Dave, I honestly can’t answer that question because I think that abortion will not be ended through any one entity. Here are some of my thoughts on the whole thing.
Re: The Masculinist
Thank your or your example of handling (unfounded) criticism with grace and good humour.
The Masculinist article and your response, however, raise a question that I am hoping you may be able to comment on.
In at least that article, it seemed to me, Renn was articulate and thoughtful about things that I would consider peripheral (owning the space) and ill-informed and dismissive of things that are fundamental (gospel and theology). In that, there is no point owning the space with bad theology and owning the space must grow out of a good theology.
I almost stopped reading because it was too typical of one of the big problems I see in contemporary evangelical Christianity.
I am a pastor and it seems to me that it ought to be enough to love your people and preach the gospel.
If owned space was essential wouldn’t it be explicit in Timothy or Titus or somewhere?
So much of evangelical leadership training is about a technique or a tool, so much of church growth seems to be about an atmosphere or a personality or a structure or gimmick etc.
Faithful men of past eras didn’t have access to all this psychology and systems theory etc, they had the Scriptures.
What is the place for just putting your head down and living in and living out the Scriptures?

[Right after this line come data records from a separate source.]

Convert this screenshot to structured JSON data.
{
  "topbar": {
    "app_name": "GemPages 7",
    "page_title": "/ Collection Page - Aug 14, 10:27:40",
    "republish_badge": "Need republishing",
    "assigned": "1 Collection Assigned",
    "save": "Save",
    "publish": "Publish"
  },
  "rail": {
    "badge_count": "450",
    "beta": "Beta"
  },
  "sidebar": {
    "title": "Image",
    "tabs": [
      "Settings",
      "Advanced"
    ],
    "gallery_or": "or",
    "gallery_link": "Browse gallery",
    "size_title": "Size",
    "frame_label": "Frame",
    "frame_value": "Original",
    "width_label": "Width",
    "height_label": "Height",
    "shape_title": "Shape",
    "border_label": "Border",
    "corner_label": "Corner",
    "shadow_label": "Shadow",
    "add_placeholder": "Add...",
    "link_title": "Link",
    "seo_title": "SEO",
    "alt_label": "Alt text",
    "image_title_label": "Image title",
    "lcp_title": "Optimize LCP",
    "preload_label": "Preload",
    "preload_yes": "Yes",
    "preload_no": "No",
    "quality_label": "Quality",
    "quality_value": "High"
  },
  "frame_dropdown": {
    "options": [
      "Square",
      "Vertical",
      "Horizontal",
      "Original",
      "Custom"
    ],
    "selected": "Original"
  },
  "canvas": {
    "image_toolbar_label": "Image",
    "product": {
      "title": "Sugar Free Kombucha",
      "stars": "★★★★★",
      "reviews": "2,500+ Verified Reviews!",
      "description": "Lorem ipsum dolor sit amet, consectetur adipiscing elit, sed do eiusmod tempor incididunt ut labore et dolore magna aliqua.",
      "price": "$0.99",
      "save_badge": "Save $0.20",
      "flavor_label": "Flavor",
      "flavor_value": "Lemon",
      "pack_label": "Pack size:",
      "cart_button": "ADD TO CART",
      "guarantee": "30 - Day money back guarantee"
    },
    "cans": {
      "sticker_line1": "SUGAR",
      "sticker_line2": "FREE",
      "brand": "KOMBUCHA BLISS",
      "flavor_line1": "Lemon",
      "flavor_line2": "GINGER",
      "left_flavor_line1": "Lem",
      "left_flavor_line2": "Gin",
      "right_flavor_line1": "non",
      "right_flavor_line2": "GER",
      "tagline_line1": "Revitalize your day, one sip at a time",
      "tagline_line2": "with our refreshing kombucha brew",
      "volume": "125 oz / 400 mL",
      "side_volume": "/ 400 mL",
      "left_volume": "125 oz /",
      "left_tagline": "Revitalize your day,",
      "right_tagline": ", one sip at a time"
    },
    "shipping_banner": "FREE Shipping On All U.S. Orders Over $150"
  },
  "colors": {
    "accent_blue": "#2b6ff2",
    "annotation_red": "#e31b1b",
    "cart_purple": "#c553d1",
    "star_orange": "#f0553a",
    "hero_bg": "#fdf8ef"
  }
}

What of those churches who don’t ever find themselves in a position to own the space or build the hype or impact the town?
I suspect that I, as a pastor, lack the intelligence or initiative or experience or training or something to be as high level strategic as you or Mr Renn seem to be.
I preach the gospel and give grace to my folk and trust Jesus will build his church.
Isn’t that enough? Isn’t that everything?
I’d appreciate it if you could comment.
Michael, happy to comment. I think that the concept of owned space is explicitly scriptural. Baptism is a mark of ownership, and we were commanded to baptize the nations, teaching them obedience.